“It’s an unfunny comedy, populated by irredeemable sociopaths,” according to one critic
Selena Gomez might want to stay away from the internet for a few weeks because the reviews for her new comedy are in and they’re awful.
The 22-year-old stars as Nina Pennington in “Behaving Badly,” which hit select theaters Friday and was promptly panned by every single critic who reviewed it. To be fair, Rotten Tomatoes only has 10 reviews up so the opinion could certainly evolve in a more favorable direction.
Improbably enough, this isn’t the first time Gomez has found herself dredging the gutter of the popular review aggregate. As TheWrap previously reported, her 2013 flop “The Getaway,” which co-starred Ethan Hawke, flirted with a 0 percent approval rating before eventually rising up to 2 percent.
But back to her most recent disaster: Directed by Tim Garrick and written by Garrick and Scott Russell, “Behaving Badly” tracks the misadventures of a 16-year-old boy, Rick Stevens (played by Nat Wolff.) Believe it or not, his character has problems far bigger than being saddled with two first names. The young man is desperate to win the affections of Gomez’s character. Maybe he should’ve focused more energy on winning over critics.
The Examiner’s Travis Hopson loved Wolff as a blind cancer victim in “The Fault in Our Stars,” but he had nothing good to say about the actor’s performance in this failed comedy. “[Wolff] must’ve been blind to agree to this humorless farce that wants to be outrageous and risque but comes up limp,” he wrote in his review.
“Wolff plays Rick, and in the opening moments we get close-up of his crotch followed by the admission he has somehow contracted crabs. Yep, that’s the level of moronic humor that is quickly established and becomes the standard throughout a painful 96 minutes.”
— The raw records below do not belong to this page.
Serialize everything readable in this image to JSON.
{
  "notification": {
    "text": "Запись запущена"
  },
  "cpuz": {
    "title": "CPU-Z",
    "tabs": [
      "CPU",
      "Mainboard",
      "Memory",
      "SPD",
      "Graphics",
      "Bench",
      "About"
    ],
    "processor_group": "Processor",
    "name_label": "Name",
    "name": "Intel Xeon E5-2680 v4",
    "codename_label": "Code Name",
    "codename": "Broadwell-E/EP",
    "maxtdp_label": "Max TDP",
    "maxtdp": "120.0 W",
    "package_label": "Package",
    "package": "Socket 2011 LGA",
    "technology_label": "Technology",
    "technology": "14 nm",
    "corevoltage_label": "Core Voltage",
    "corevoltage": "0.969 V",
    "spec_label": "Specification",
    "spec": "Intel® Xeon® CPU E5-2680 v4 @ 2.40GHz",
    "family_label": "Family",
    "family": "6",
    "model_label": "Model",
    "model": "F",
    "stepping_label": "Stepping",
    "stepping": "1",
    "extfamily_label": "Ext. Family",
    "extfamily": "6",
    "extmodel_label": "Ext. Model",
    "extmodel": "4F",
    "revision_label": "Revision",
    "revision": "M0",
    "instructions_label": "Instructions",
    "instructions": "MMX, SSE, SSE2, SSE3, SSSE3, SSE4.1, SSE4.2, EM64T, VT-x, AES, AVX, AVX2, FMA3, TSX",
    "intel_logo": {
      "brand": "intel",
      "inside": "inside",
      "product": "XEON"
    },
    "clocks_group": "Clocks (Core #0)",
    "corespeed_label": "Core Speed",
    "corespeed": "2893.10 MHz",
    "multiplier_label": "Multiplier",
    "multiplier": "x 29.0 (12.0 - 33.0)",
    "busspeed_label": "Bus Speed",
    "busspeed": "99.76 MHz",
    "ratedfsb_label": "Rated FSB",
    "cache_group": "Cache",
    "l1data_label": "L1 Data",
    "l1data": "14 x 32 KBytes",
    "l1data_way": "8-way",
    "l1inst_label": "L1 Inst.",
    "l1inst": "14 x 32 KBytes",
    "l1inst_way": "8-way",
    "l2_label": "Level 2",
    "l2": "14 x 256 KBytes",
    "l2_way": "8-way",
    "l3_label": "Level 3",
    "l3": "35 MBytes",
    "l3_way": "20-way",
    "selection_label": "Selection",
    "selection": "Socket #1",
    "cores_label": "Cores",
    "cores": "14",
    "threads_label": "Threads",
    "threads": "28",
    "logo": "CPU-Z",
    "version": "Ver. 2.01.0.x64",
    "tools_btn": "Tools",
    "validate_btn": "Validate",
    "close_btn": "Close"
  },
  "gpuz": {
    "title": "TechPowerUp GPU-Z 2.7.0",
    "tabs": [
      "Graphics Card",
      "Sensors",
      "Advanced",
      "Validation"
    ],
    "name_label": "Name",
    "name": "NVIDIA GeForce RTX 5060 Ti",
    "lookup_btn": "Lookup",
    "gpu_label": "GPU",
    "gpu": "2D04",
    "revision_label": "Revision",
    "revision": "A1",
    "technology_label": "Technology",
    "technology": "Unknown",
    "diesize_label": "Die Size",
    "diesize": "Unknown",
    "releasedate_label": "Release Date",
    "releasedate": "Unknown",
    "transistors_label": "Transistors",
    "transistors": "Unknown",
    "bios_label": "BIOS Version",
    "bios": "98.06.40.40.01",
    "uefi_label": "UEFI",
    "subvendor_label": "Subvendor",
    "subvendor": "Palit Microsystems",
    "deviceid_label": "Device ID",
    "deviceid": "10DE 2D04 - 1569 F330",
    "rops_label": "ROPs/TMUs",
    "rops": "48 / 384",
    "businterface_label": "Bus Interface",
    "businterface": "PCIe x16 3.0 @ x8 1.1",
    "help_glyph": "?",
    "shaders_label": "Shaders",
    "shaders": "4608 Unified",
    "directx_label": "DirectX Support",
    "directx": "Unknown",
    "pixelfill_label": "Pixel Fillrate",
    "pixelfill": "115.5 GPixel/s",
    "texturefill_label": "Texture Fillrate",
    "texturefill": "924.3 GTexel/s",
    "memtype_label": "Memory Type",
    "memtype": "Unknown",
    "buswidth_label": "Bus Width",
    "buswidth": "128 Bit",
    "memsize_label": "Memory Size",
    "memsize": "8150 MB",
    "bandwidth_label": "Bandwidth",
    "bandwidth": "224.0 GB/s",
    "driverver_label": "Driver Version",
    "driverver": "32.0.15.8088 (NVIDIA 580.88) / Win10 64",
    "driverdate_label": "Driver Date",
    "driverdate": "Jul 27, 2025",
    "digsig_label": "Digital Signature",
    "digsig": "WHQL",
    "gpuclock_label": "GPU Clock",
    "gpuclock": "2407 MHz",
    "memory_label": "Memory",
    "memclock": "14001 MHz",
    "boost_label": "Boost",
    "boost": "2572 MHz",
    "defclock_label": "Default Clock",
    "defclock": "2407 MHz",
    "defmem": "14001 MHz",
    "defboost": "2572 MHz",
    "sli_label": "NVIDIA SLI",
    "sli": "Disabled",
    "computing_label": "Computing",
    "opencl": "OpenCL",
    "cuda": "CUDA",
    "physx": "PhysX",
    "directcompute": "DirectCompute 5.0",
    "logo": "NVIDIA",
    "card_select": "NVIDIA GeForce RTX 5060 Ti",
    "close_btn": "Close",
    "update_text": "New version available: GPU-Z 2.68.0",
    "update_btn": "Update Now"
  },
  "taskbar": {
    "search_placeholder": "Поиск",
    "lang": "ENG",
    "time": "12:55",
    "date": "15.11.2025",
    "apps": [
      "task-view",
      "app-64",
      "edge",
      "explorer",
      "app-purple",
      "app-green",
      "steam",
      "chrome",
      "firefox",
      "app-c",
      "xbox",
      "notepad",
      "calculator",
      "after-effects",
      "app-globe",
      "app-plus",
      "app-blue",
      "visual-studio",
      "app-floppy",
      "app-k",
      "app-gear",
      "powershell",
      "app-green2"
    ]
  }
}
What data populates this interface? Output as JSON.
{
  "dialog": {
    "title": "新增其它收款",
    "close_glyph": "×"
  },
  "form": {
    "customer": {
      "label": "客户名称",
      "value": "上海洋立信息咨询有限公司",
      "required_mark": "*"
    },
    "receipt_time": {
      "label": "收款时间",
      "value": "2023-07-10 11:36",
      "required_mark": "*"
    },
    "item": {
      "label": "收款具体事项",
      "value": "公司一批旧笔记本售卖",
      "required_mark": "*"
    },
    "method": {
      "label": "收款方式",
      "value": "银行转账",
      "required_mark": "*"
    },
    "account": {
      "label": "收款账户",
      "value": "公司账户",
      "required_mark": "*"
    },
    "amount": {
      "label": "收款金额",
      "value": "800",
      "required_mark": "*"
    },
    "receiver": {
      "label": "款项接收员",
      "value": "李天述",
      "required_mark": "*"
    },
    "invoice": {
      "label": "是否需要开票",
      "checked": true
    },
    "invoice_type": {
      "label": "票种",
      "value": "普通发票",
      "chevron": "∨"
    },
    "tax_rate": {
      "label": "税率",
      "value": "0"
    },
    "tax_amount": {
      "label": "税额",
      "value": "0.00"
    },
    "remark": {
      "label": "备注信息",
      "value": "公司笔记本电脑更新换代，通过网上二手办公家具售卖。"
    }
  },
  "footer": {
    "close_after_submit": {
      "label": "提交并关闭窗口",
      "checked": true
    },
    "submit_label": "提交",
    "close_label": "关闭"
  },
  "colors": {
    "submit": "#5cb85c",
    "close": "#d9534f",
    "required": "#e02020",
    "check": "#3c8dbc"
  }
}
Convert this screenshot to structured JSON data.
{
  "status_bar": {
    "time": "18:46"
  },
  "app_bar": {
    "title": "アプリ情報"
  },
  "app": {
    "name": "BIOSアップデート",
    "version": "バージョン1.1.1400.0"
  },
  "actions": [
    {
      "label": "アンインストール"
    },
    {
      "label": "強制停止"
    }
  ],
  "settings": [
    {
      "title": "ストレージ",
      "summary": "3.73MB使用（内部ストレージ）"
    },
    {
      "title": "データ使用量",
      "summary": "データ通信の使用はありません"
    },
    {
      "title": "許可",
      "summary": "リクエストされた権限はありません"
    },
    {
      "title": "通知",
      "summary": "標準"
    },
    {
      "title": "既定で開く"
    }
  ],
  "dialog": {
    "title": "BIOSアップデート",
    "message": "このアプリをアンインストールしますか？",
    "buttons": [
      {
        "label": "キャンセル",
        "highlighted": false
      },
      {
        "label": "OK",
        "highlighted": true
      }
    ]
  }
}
Rich Cline of Contact Music didn’t recommend “Behaving Badly,” but he mercifully found a few redeeming qualities. “It seems to have been written by sniggering teenage boys who can only imagine what it’s like to experience sex, drugs and romance, but they haven’t a clue, really,” he wrote. “Thankfully, the starry cast makes it just about watchable.”
Gomez , who has won over audiences in the past (see: “Barney & Friends,” 2002), will likely shoulder much of the blame if the bad reviews hold steady, but it doesn’t mean she’s entirely to blame.
Sadly, the “adorable” young actress has seemingly starred in yet another colossal clunker.